*Task goal*
Every entry must reappear in your answer exactly as written, though its pictures must not.

*Exercise data*
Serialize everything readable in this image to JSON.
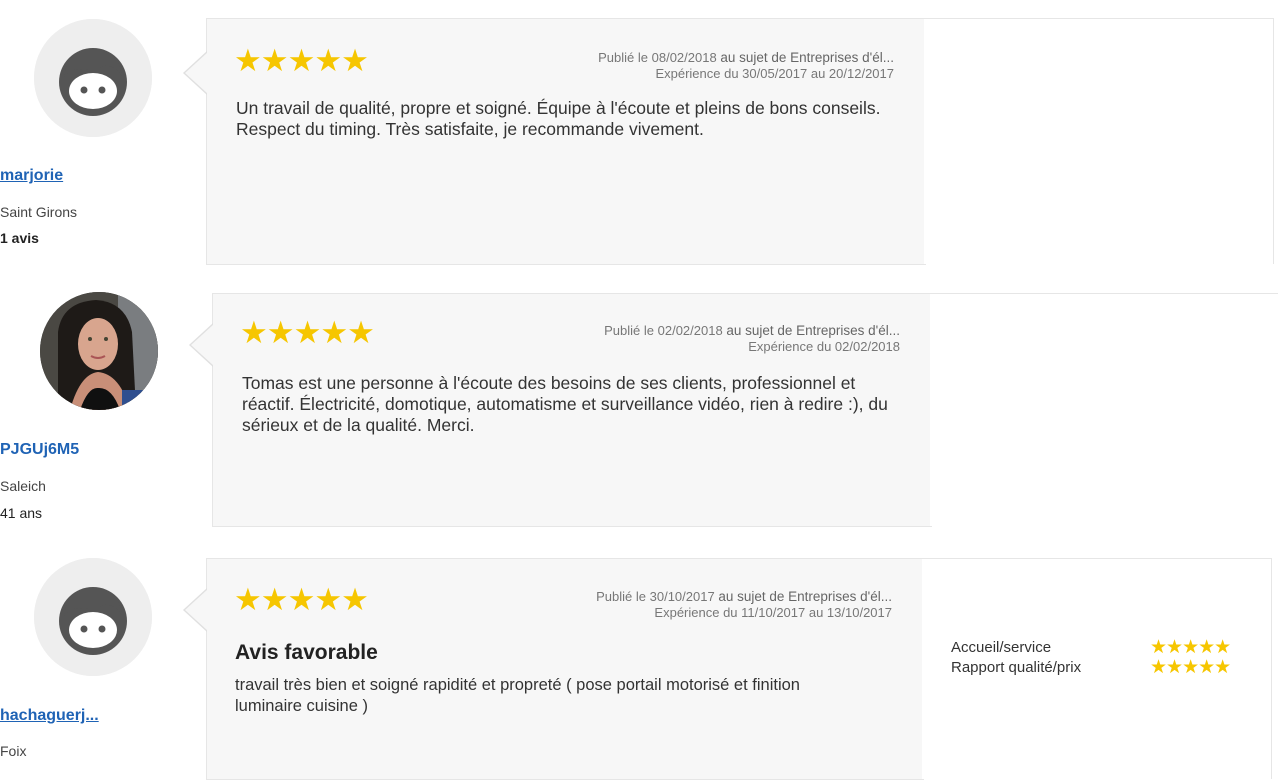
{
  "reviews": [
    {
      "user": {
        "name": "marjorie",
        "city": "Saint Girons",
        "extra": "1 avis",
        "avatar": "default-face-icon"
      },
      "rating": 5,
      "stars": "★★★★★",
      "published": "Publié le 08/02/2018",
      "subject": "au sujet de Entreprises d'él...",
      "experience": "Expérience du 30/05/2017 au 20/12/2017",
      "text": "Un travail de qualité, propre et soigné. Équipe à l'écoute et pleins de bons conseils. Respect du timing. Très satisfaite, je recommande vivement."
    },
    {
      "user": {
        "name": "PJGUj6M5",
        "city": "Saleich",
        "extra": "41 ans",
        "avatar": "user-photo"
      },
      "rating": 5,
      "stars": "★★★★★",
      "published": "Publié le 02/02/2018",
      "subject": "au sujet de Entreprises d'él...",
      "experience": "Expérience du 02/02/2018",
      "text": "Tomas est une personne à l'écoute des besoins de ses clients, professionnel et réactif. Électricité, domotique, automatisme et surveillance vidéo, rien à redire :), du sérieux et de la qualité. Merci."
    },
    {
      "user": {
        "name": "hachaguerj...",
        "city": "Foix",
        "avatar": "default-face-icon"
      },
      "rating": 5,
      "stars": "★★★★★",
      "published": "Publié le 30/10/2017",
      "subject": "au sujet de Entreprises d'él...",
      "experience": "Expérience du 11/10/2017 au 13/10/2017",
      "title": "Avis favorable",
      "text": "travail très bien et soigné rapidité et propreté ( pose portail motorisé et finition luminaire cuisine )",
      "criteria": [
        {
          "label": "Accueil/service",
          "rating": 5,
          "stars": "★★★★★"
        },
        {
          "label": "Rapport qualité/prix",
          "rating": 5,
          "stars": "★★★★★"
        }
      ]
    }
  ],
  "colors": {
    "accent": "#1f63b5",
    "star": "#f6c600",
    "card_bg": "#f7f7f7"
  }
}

*Your response*
Serialize everything readable in this image to JSON.
{
  "reviews": [
    {
      "user": {
        "name": "marjorie",
        "city": "Saint Girons",
        "extra": "1 avis",
        "avatar": "default-face-icon"
      },
      "rating": 5,
      "stars": "★★★★★",
      "published": "Publié le 08/02/2018",
      "subject": "au sujet de Entreprises d'él...",
      "experience": "Expérience du 30/05/2017 au 20/12/2017",
      "text": "Un travail de qualité, propre et soigné. Équipe à l'écoute et pleins de bons conseils. Respect du timing. Très satisfaite, je recommande vivement."
    },
    {
      "user": {
        "name": "PJGUj6M5",
        "city": "Saleich",
        "extra": "41 ans",
        "avatar": "user-photo"
      },
      "rating": 5,
      "stars": "★★★★★",
      "published": "Publié le 02/02/2018",
      "subject": "au sujet de Entreprises d'él...",
      "experience": "Expérience du 02/02/2018",
      "text": "Tomas est une personne à l'écoute des besoins de ses clients, professionnel et réactif. Électricité, domotique, automatisme et surveillance vidéo, rien à redire :), du sérieux et de la qualité. Merci."
    },
    {
      "user": {
        "name": "hachaguerj...",
        "city": "Foix",
        "avatar": "default-face-icon"
      },
      "rating": 5,
      "stars": "★★★★★",
      "published": "Publié le 30/10/2017",
      "subject": "au sujet de Entreprises d'él...",
      "experience": "Expérience du 11/10/2017 au 13/10/2017",
      "title": "Avis favorable",
      "text": "travail très bien et soigné rapidité et propreté ( pose portail motorisé et finition luminaire cuisine )",
      "criteria": [
        {
          "label": "Accueil/service",
          "rating": 5,
          "stars": "★★★★★"
        },
        {
          "label": "Rapport qualité/prix",
          "rating": 5,
          "stars": "★★★★★"
        }
      ]
    }
  ],
  "colors": {
    "accent": "#1f63b5",
    "star": "#f6c600",
    "card_bg": "#f7f7f7"
  }
}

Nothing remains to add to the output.